Monday, April 27, 2015

Comparison of Children in Poverty 1990 Versus 2013

Recently I posted about regional children living in poverty. In that post I introduced the concepts of people living in "near poverty, "in poverty" and in "deep poverty".

"Near poverty" identifies, in this case, children under the age of 18 who live in a family where the poverty level is between 150% and 101% of poverty. So technically they are not in poverty at this time, but considered to be on the edge of poverty, or "near" poverty.

"In poverty" is for children where their family level of income is between the actual the poverty level (100% of the poverty income level) and 51% of the poverty income level.

Children in "deep poverty" are those where families are at 50% or less of the poverty levels.

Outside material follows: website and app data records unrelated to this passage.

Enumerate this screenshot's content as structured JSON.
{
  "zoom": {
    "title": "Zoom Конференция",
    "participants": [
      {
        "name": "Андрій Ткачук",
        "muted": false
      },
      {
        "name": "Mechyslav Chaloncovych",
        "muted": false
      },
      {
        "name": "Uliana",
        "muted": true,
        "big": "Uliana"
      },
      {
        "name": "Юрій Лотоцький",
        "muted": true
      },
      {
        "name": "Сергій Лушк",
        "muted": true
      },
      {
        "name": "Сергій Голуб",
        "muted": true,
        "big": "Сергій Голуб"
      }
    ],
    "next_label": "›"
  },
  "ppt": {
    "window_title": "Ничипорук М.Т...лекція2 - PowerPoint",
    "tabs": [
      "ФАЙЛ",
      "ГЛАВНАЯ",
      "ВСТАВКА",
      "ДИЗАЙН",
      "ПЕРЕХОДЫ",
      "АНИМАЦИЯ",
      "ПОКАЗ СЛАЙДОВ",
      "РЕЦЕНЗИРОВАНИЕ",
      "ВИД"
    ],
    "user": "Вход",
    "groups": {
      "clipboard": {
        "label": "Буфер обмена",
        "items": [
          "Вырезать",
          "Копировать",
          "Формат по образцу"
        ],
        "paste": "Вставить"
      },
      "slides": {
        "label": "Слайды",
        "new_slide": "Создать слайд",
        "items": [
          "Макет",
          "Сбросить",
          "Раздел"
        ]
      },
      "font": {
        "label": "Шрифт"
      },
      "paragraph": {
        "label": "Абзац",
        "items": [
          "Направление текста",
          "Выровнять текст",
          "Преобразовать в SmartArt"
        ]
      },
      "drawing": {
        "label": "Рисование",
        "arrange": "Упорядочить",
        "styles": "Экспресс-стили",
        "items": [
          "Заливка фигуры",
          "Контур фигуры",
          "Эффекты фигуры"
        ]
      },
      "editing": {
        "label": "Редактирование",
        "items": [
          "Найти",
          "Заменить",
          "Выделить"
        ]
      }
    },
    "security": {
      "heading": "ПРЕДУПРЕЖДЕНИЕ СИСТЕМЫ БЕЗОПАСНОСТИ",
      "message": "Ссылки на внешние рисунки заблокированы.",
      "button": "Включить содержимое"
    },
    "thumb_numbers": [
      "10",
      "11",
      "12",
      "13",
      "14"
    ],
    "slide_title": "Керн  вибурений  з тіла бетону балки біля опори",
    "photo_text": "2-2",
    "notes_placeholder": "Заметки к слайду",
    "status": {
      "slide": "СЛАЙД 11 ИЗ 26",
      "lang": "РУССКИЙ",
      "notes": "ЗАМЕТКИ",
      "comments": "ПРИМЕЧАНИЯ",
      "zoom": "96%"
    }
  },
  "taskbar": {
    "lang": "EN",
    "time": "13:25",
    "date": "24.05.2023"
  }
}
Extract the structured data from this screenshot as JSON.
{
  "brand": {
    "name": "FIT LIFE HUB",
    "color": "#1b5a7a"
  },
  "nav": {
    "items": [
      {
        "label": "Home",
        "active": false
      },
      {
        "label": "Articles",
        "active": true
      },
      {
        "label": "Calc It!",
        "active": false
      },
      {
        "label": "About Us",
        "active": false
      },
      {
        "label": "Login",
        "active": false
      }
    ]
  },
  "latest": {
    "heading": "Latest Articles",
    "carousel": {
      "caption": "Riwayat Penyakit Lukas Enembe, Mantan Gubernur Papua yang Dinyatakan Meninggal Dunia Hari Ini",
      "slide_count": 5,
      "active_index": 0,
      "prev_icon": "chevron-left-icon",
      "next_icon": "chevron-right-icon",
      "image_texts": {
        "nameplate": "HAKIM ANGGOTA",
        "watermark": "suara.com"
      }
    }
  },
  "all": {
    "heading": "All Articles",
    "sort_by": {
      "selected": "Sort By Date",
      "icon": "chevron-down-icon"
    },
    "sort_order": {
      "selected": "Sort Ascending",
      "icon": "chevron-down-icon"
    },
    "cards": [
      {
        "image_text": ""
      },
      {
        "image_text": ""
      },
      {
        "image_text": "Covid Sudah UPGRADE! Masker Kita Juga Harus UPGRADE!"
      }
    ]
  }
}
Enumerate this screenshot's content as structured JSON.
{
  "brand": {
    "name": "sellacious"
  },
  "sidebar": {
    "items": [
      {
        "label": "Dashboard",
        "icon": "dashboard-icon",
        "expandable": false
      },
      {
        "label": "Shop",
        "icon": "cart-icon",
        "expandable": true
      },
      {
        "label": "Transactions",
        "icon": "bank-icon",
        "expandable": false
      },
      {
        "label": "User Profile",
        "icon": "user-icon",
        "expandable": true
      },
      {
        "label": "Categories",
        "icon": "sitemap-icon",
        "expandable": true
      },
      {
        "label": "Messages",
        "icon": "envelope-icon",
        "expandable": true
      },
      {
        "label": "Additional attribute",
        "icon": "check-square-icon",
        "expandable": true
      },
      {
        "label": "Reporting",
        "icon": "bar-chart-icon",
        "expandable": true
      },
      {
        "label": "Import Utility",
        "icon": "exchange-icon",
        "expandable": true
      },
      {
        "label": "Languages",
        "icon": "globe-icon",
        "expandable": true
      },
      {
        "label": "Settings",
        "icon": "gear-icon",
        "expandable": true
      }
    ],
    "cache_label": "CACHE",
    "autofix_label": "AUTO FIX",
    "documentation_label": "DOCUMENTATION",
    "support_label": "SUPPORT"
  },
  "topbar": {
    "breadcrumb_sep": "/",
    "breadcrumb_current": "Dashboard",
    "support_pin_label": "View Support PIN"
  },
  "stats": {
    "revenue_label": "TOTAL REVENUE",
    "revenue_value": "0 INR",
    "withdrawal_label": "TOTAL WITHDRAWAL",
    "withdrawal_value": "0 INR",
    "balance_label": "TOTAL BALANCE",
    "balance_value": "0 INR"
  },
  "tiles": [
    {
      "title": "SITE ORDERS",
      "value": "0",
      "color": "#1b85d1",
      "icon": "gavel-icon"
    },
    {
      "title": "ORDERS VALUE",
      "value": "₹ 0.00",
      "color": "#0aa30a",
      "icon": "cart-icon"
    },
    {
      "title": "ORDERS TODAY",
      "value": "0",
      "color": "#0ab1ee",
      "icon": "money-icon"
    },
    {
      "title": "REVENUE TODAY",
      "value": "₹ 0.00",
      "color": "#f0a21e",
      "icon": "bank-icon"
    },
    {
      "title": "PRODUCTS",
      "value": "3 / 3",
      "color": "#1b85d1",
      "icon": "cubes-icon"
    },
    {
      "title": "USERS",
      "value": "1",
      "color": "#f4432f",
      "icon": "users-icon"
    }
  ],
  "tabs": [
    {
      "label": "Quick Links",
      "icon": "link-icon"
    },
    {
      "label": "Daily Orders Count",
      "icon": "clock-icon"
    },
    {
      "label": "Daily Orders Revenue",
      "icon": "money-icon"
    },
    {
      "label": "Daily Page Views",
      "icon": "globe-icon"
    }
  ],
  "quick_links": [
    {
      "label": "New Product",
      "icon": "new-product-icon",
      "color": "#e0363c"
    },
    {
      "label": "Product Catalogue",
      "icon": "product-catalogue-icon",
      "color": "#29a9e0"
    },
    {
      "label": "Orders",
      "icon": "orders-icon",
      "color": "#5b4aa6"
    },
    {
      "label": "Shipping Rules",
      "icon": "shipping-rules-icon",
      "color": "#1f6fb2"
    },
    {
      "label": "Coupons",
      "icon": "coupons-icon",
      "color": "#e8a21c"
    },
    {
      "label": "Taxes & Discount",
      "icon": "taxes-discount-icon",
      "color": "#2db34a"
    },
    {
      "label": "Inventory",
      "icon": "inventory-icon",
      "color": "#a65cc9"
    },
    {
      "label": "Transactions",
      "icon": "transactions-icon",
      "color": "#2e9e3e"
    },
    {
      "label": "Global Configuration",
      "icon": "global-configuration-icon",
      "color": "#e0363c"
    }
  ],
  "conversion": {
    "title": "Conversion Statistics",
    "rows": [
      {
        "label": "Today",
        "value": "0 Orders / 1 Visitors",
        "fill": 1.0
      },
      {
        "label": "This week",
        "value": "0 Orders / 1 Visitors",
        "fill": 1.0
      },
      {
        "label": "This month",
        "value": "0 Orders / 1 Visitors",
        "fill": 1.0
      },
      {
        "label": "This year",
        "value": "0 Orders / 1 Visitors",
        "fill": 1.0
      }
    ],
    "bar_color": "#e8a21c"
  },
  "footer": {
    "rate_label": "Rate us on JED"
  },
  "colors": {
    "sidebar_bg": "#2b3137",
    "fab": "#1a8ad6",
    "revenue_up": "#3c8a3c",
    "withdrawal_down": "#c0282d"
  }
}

For these families, they are a long ways from getting out of poverty, hence the idea that they are seen as being in "deep" poverty.

The previous post just took a look at the current percentage of children in the two county area that live at each of these poverty levels. In order to provide a bit more context, here is some data that covers the regional MSA (Herkimer and Oneida Counties combined), New York State, and the United States for the years 1990 and 2013 for children in poverty. Each has seen an increase in levels of poverty pretty much across the board.

Please NOTE: In order to get the percentage of children living in poverty as more traditionally defined, you would simply add the percentages of the bottom two segments on the graph below - that is, add the percent of those in "deep poverty" to the percent "in poverty".